Nowadays, conferences are being run using a century-old approach that puts a lot of trust into the reviewers and the program committee.
However, examples of successful social networks like Slashdot, Digg and Reddit show that it is possible to implement an system that trusts none but works well enough to push up the most insightful texts.
The modification of the evaluation processes shall evolve over at least three stages.
First, an existing system shall introduce the ability to review the reviewers, that is, vote for the quality of reviews and thus -- for the quality of the work done by a particular reviewer. This will allow to rebuild trust in the reviewers in a transparent way.
Once the reviewers are less of a problem, the major attack should be done on the selection itself. The only reason that only a handful of submissions are published among the others is the limited amount of space in the printed journal. It is time to allow everyone to publish their papers on the conference website, ranked by the reviews, so that the selection is gradual, instead of binary. Until paper publications naturally die out, a cutoff ratio or number can be kept.

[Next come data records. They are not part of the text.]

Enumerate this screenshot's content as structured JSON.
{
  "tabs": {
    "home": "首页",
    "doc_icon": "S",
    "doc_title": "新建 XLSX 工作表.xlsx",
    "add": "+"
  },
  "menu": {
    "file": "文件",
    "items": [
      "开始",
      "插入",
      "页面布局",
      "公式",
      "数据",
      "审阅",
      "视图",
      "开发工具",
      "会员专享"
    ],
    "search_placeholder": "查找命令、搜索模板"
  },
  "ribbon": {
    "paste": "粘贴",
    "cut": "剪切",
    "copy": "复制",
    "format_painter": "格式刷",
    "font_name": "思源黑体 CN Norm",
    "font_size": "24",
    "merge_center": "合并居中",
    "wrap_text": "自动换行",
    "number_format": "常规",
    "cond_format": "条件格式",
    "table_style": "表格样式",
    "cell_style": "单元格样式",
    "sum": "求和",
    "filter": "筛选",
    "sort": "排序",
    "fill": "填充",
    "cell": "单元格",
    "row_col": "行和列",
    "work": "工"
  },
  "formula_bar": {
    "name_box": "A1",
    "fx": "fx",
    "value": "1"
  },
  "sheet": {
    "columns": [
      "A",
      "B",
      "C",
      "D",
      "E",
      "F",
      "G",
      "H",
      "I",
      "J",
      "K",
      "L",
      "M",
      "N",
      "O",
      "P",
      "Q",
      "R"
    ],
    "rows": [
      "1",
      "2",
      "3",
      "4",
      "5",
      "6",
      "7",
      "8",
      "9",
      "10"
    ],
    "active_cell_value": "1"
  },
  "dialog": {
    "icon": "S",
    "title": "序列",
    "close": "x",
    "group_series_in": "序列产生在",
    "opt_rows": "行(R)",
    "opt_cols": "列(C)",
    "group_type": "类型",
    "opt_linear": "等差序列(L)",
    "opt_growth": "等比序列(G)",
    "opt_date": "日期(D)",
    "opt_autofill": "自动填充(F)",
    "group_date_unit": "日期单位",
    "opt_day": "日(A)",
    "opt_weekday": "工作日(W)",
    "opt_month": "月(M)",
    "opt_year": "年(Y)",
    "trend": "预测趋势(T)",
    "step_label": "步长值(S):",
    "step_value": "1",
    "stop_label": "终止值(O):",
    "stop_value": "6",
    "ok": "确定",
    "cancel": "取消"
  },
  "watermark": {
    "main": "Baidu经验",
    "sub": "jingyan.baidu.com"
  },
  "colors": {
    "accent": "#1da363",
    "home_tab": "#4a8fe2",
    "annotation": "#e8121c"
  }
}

The last and the most difficult stage is to abandon the reviews by dedicated reviewers all together and move onto the review by peers where everyone who publishes can review peers in the same conferences openly. A fair share of meta-reviewing is expected for this system to keep up against abuse.